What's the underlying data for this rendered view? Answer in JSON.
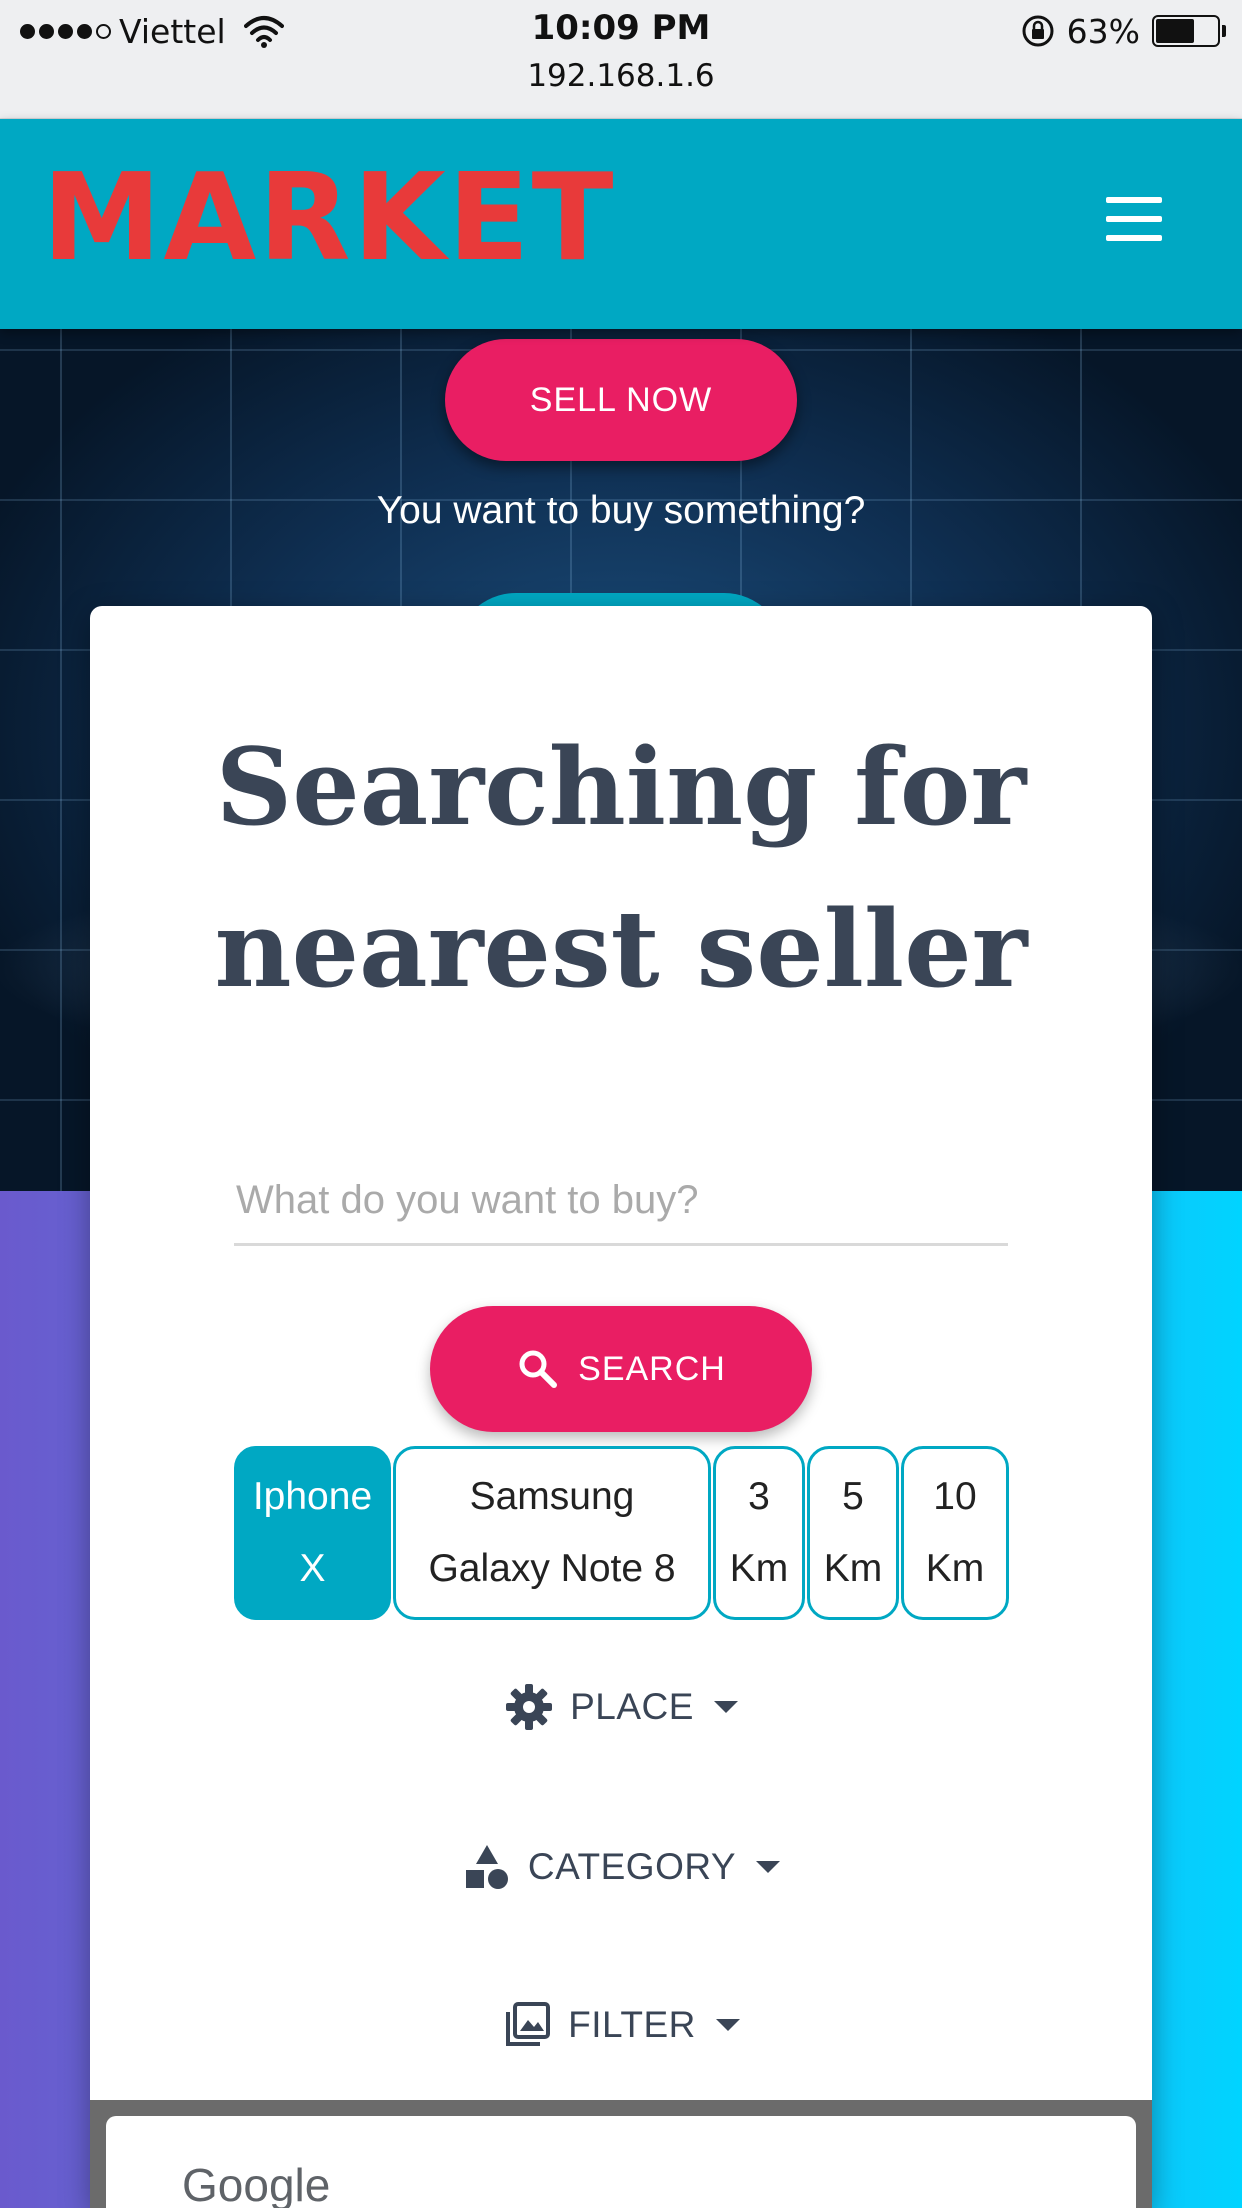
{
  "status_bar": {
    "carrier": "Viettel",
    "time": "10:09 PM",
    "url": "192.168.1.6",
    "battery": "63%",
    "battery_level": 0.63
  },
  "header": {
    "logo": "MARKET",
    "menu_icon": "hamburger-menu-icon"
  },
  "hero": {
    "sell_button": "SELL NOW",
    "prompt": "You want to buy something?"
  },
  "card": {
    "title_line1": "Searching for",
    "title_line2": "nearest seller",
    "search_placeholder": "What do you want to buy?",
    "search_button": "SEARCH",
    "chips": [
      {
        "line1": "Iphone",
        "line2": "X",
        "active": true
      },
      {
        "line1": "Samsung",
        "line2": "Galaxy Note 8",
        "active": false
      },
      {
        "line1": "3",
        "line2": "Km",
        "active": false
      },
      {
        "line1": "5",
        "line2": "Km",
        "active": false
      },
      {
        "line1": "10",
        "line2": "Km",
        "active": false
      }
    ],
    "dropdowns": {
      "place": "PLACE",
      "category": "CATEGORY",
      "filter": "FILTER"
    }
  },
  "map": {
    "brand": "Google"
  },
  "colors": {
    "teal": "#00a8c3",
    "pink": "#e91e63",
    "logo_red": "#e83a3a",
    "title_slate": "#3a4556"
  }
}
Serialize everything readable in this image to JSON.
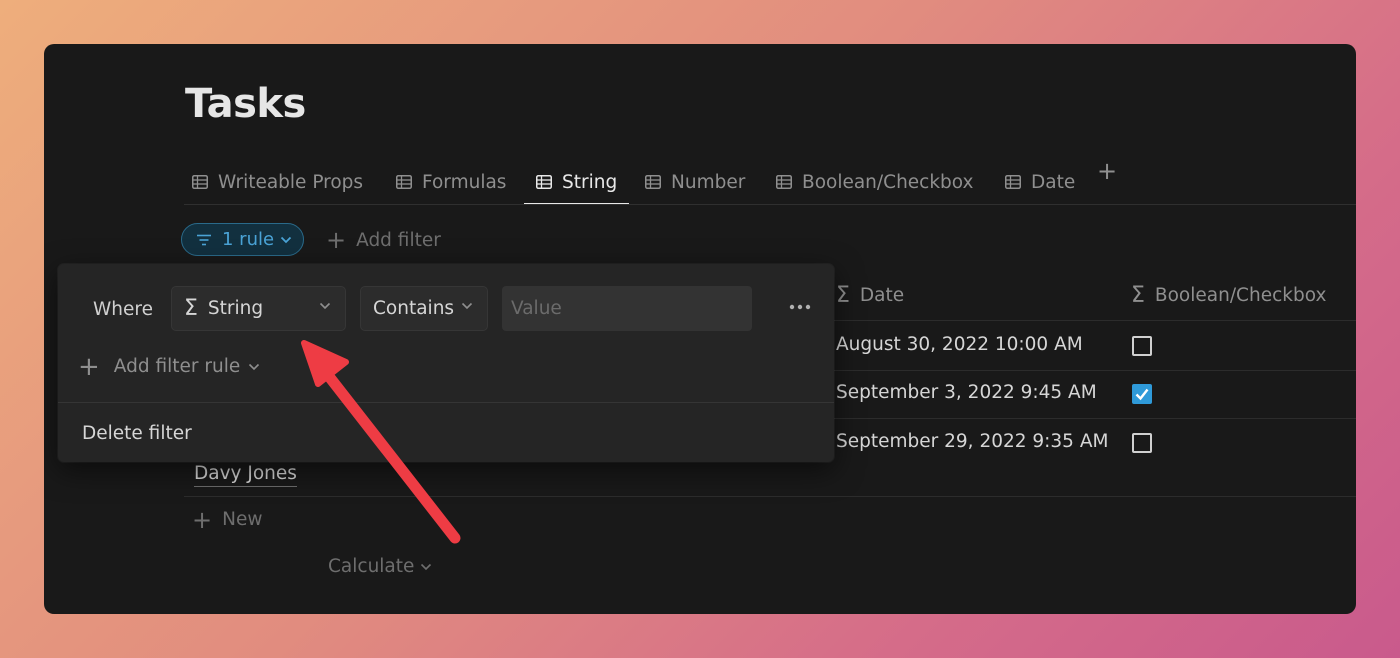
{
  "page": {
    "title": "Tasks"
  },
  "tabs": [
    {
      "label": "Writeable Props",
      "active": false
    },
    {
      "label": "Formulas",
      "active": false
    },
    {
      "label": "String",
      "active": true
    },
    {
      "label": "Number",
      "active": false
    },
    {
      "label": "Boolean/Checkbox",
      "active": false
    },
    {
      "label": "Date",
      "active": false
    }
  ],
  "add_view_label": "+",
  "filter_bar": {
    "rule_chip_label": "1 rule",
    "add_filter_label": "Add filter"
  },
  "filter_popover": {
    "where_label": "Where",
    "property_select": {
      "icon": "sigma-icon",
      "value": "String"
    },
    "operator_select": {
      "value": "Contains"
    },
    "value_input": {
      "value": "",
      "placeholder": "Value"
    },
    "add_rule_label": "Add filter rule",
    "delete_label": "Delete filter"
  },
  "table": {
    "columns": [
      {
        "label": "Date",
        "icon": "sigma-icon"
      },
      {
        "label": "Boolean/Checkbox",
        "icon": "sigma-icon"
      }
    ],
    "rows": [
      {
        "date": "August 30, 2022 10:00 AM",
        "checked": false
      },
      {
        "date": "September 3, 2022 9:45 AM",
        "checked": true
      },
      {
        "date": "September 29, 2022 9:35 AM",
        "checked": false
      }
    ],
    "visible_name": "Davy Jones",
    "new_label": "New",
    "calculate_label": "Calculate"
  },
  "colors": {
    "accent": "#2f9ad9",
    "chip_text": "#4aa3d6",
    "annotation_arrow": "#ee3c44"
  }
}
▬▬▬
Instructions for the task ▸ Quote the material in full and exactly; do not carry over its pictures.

Reply to the exercise ▸
What's the underlying data for this rendered view? Answer in JSON.
{
  "status_bar": {
    "carrier": "Viettel",
    "time": "10:09 PM",
    "url": "192.168.1.6",
    "battery": "63%",
    "battery_level": 0.63
  },
  "header": {
    "logo": "MARKET",
    "menu_icon": "hamburger-menu-icon"
  },
  "hero": {
    "sell_button": "SELL NOW",
    "prompt": "You want to buy something?"
  },
  "card": {
    "title_line1": "Searching for",
    "title_line2": "nearest seller",
    "search_placeholder": "What do you want to buy?",
    "search_button": "SEARCH",
    "chips": [
      {
        "line1": "Iphone",
        "line2": "X",
        "active": true
      },
      {
        "line1": "Samsung",
        "line2": "Galaxy Note 8",
        "active": false
      },
      {
        "line1": "3",
        "line2": "Km",
        "active": false
      },
      {
        "line1": "5",
        "line2": "Km",
        "active": false
      },
      {
        "line1": "10",
        "line2": "Km",
        "active": false
      }
    ],
    "dropdowns": {
      "place": "PLACE",
      "category": "CATEGORY",
      "filter": "FILTER"
    }
  },
  "map": {
    "brand": "Google"
  },
  "colors": {
    "teal": "#00a8c3",
    "pink": "#e91e63",
    "logo_red": "#e83a3a",
    "title_slate": "#3a4556"
  }
}
Serialize everything readable in this image to JSON.
{
  "page": {
    "title": "Tasks"
  },
  "tabs": [
    {
      "label": "Writeable Props",
      "active": false
    },
    {
      "label": "Formulas",
      "active": false
    },
    {
      "label": "String",
      "active": true
    },
    {
      "label": "Number",
      "active": false
    },
    {
      "label": "Boolean/Checkbox",
      "active": false
    },
    {
      "label": "Date",
      "active": false
    }
  ],
  "add_view_label": "+",
  "filter_bar": {
    "rule_chip_label": "1 rule",
    "add_filter_label": "Add filter"
  },
  "filter_popover": {
    "where_label": "Where",
    "property_select": {
      "icon": "sigma-icon",
      "value": "String"
    },
    "operator_select": {
      "value": "Contains"
    },
    "value_input": {
      "value": "",
      "placeholder": "Value"
    },
    "add_rule_label": "Add filter rule",
    "delete_label": "Delete filter"
  },
  "table": {
    "columns": [
      {
        "label": "Date",
        "icon": "sigma-icon"
      },
      {
        "label": "Boolean/Checkbox",
        "icon": "sigma-icon"
      }
    ],
    "rows": [
      {
        "date": "August 30, 2022 10:00 AM",
        "checked": false
      },
      {
        "date": "September 3, 2022 9:45 AM",
        "checked": true
      },
      {
        "date": "September 29, 2022 9:35 AM",
        "checked": false
      }
    ],
    "visible_name": "Davy Jones",
    "new_label": "New",
    "calculate_label": "Calculate"
  },
  "colors": {
    "accent": "#2f9ad9",
    "chip_text": "#4aa3d6",
    "annotation_arrow": "#ee3c44"
  }
}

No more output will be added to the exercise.